Refectory - Vardzia - Georgia

Who would have known that this was a winepress and how important viticulture was to the residents of the monastery without some sort of a guide?

Wine press - Vardzia - Georgia

Or knew of the intricate plumbing that was installed at the site?

Plumbing - Vardzia - Georgia

Trust me, it’s worth paying the $5!   The only problem I had was that 2 hours was not long enough!   To comfortably complete the audio tour (and find all the different areas it refers to), I reckon you need probably 4 hours.

The Church of the Dormition is the centerpiece of the monastery (both geographically and in importance), but unfortunately the main hall was locked by the time I got there ☹   It’s walls are apparently richly painted, but fortunately, so too are the walls of the outer entrance to the church.

Church of the Dormition frescos - Vardzia - Georgia

From the church, there was also a defensive tunnel bored into the rockface that rises several levels in the complex.  You can traverse the length of this tunnel and come out somewhere else entirely in the complex – it takes a moment to get your bearings afterwards! 

Tunnel from Church of the Dormition - Vardzia - Georgia

I didn’t manage to find the “Tamar’s Room” (apparently the most opulent room) within the time I had, and there are plenty of other bits and pieces I missed as well.   Mostly, as you are choosing your own adventure through the maze, what you see are the normal living areas that are all laid out similarly.

Normal living areas - Vardzia - Georgia

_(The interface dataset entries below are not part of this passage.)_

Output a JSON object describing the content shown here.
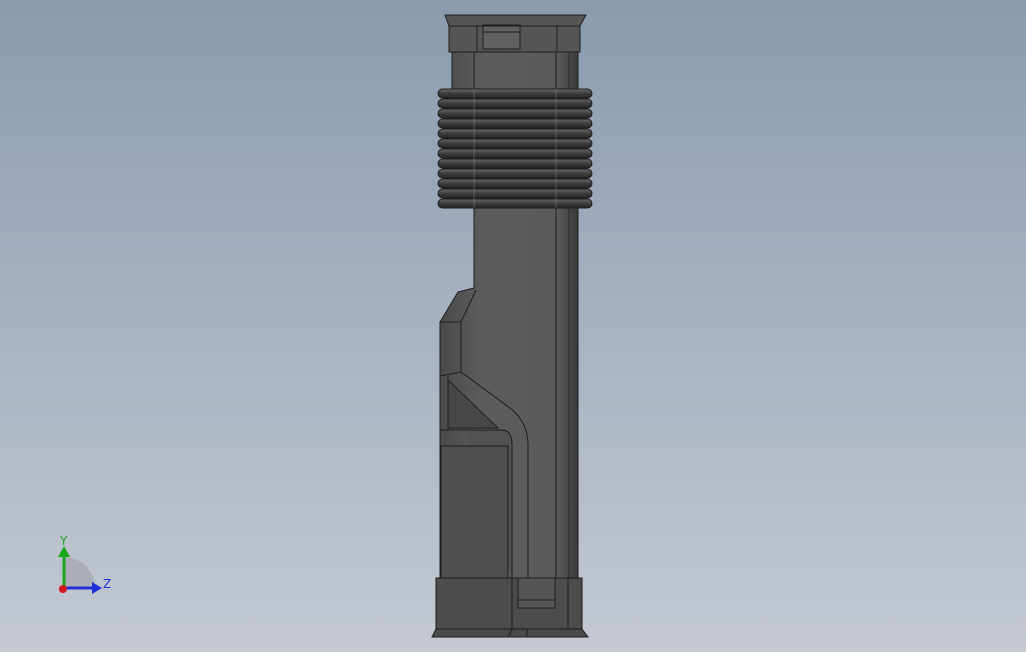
{
  "viewport": {
    "background_top": "#8a9bb0",
    "background_bottom": "#c4c9d2",
    "model_color": "#5a5a5a",
    "model_dark": "#3f3f3f",
    "model_light": "#6e6e6e",
    "edge_color": "#1e1e1e"
  },
  "triad": {
    "y_label": "Y",
    "z_label": "Z",
    "y_color": "#1aa51a",
    "z_color": "#1f2fd6",
    "x_color": "#d01a1a"
  },
  "model": {
    "name": "tube-part",
    "rib_count": 12
  }
}
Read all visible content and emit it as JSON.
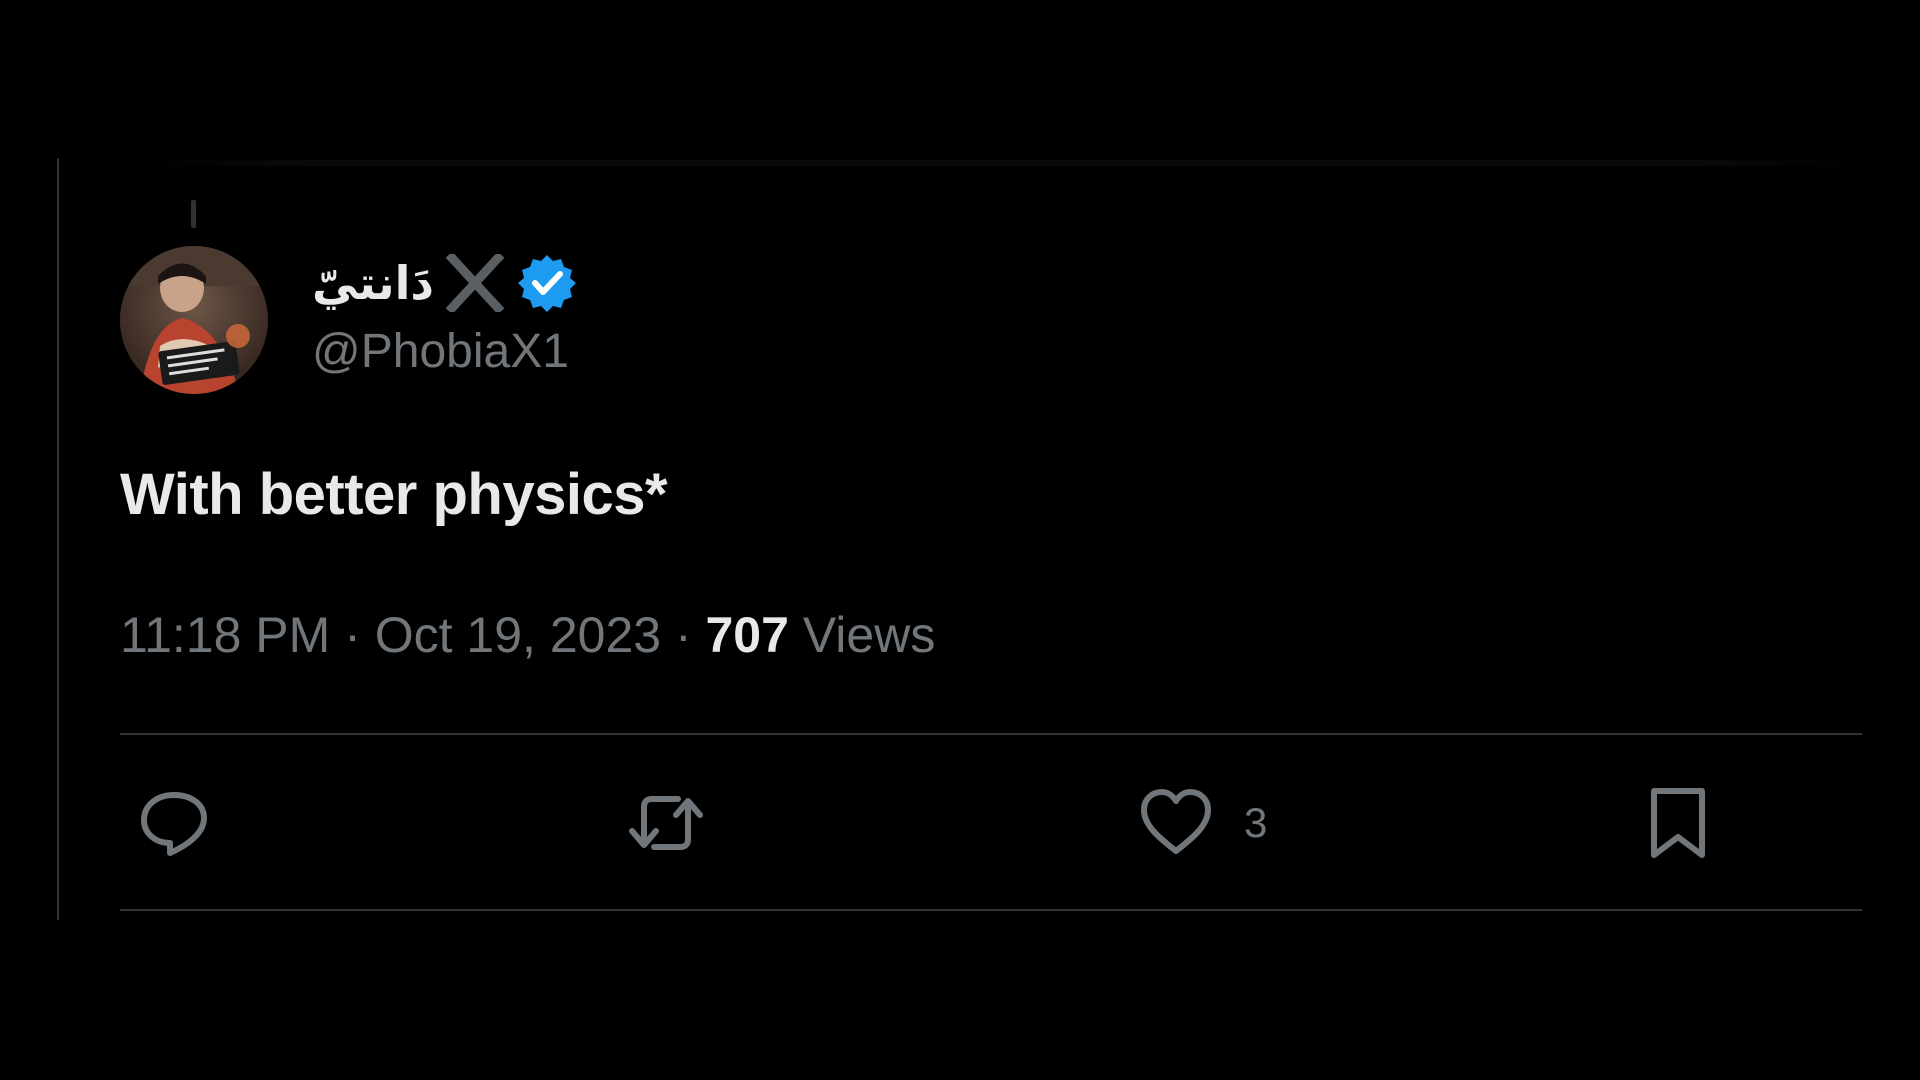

It’s a very impressive and fascinating site, and definitely worth a visit – but make sure you have plenty of time to explore it properly, and get the audio tour at least!  There is lots to see!